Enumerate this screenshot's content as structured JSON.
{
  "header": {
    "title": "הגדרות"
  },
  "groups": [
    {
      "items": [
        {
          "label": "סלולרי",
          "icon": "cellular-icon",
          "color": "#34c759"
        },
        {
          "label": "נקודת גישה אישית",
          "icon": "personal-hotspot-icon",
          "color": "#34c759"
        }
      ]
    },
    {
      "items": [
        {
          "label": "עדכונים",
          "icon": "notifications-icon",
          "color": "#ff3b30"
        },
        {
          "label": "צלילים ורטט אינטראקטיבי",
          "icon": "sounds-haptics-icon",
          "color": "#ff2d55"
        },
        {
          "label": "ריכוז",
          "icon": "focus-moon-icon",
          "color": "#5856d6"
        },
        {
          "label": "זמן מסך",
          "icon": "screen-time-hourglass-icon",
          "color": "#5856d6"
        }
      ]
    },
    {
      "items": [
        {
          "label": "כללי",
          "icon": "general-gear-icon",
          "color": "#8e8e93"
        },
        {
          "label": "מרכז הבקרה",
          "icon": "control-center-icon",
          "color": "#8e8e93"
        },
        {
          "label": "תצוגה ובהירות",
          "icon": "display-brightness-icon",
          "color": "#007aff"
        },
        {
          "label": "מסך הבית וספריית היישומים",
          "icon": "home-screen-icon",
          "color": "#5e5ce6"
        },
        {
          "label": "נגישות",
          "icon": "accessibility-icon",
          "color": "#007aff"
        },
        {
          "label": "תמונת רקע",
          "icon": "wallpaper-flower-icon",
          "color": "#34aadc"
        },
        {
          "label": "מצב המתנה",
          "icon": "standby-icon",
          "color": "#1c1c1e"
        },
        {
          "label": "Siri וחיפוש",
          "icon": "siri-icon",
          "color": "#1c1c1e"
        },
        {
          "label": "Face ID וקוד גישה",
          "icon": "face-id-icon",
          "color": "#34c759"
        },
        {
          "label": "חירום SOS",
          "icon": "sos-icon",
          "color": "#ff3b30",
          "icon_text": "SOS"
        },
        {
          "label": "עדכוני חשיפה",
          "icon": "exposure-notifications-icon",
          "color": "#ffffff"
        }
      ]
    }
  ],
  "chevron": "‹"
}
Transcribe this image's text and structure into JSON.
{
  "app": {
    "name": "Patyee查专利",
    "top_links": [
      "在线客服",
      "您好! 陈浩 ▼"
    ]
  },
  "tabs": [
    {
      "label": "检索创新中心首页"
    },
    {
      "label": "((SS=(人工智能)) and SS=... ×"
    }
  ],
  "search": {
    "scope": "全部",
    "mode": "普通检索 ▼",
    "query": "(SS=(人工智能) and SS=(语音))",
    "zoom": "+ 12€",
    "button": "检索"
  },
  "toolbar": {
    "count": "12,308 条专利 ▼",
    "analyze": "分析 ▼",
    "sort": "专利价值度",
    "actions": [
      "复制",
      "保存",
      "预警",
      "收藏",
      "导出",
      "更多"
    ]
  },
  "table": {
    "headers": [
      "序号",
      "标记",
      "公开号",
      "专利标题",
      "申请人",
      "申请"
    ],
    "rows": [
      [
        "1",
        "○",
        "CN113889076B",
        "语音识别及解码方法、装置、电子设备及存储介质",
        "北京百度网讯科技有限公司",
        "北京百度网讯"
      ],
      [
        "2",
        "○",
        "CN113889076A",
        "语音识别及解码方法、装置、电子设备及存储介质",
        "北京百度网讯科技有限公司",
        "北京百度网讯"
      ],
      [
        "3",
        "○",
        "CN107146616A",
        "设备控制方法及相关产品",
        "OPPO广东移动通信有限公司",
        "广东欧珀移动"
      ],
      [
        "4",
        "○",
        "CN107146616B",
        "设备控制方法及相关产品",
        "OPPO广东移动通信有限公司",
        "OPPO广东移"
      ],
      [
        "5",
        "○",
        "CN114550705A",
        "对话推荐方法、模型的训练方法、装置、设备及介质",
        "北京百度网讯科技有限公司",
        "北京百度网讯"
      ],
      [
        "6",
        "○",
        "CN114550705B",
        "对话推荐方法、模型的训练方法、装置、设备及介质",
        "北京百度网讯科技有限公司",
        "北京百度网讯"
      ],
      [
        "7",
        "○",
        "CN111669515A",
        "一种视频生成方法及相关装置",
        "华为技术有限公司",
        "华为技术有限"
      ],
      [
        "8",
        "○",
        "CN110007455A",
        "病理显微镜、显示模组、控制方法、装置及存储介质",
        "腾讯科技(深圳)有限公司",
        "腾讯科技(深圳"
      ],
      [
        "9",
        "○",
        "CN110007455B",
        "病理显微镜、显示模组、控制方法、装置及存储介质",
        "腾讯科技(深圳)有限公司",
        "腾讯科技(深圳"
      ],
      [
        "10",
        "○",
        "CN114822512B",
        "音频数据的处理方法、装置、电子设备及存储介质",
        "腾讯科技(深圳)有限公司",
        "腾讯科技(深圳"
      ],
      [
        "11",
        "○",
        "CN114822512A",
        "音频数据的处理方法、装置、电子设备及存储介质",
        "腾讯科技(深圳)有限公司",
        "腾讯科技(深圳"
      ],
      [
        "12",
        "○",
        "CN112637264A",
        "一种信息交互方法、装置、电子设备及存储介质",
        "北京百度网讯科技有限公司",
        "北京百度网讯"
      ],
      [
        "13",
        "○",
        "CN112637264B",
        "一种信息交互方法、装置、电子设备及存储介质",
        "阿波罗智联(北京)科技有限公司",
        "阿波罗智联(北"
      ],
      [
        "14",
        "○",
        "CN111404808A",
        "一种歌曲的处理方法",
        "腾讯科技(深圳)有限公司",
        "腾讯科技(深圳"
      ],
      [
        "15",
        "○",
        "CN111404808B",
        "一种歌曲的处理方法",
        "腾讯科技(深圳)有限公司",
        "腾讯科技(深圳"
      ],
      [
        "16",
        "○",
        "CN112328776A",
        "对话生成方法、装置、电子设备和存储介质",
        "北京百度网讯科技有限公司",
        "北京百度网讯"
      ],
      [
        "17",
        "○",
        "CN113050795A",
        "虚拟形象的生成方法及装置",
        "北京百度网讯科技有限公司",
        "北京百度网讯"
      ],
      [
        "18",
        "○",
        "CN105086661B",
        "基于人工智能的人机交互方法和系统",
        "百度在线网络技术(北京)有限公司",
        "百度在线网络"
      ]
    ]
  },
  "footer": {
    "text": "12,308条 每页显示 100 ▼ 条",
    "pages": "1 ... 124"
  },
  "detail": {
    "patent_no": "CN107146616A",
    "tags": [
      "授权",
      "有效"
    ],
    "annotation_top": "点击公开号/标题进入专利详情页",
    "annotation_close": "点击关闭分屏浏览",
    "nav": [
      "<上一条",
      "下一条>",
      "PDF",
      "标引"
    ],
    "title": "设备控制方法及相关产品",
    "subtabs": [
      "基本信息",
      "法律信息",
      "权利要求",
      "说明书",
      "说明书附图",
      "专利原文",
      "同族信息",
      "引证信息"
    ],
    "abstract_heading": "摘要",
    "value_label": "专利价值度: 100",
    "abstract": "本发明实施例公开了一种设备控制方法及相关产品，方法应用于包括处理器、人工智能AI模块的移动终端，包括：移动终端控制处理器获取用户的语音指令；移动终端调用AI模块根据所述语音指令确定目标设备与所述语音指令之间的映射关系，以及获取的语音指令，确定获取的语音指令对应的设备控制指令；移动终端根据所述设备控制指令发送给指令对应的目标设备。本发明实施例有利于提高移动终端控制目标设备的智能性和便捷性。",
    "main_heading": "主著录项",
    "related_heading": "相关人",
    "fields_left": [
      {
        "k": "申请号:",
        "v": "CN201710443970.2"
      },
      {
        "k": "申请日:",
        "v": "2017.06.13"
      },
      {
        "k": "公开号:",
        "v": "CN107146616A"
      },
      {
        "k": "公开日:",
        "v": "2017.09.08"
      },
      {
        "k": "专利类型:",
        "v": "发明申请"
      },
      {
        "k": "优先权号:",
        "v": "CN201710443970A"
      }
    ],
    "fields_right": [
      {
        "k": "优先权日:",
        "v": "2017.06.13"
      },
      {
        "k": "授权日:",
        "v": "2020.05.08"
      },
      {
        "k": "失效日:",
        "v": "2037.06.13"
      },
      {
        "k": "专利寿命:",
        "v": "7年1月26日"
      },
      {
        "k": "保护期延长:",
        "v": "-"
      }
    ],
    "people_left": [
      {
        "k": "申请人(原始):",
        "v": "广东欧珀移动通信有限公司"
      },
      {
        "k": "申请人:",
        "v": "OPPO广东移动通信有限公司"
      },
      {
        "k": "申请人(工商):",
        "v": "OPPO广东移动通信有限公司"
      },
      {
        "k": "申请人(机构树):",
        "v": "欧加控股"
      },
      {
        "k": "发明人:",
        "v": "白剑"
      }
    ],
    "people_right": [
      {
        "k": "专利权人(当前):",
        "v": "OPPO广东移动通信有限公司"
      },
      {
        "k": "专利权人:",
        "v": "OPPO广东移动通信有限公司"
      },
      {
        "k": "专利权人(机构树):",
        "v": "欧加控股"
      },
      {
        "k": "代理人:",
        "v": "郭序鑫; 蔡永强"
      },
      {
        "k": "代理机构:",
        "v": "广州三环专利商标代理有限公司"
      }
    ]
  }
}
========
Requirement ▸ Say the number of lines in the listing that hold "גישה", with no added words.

Result ▸ 2